The federal government recommends that states reimburse providers at the 75th percentile, but rates in Massachusetts have remained substantially lower than that.
On January 15, the Put MA Kids First Coalition submitted a letter to the Massachusetts Department of Early Education and Care with comments on the state plan. In it, we urged the Department to:
Raise base reimbursement rates,
Guarantee continuity of care for all children receiving subsidies for a minimum of 12 months,
Provide lingustically competent information to individuals with limited English proficiency.
We believe that implementing these changes would have a powerful impact on outcomes for children across the Commonwealth.
Earlier today, House Labor & Workforce Chairman John Scibak issued an Early Education Priority letter to House Members urging them to sign onto the below-copied letter. Please reach out to your Massachusetts State Representative(s) today and ask them to make the Early Education Workforce a priority by signing on! Interested House members may contact Joe Beebe in Chairman Scibak’s office at (617) 722-2030.
We are excited that our Put MA Kids First coalition is gaining so much momentum – this recent blog entry on the intersection of educational achievement and income inequity (the much-publicized “advantage gap”) is one prime example. While reading, we were reminded us of this article on the Huffington Post, written last April. It covers a remarkable study which demonstrated physical differences between the brains of children from high- and low-income families, with disparity most evident at the lower end of the curve. One big takeaway:
“If we could somehow enrich the environments of particularly the poorer children, we might be able to change that trajectory to equalize it, to some extent.”

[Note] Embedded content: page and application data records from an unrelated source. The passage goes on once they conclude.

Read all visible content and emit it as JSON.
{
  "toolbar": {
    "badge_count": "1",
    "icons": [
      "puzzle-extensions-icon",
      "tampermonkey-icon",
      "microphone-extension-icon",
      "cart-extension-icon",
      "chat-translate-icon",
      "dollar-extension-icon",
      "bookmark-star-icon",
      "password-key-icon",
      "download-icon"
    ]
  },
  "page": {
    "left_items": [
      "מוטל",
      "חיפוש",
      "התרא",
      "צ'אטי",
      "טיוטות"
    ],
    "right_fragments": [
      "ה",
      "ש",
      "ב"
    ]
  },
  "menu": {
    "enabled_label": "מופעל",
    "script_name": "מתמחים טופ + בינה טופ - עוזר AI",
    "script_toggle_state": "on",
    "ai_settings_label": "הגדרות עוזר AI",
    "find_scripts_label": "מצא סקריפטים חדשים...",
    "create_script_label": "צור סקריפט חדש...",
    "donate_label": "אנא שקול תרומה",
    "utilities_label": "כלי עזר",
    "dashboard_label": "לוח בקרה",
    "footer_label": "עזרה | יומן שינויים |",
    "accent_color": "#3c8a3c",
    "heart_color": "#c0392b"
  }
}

– Dr. Elizabeth Sowell, Director of the Developmental Cognitive Neuroimaging Laboratory at Children’s Hospital Los Angeles
For our original blog post on the subject, click here.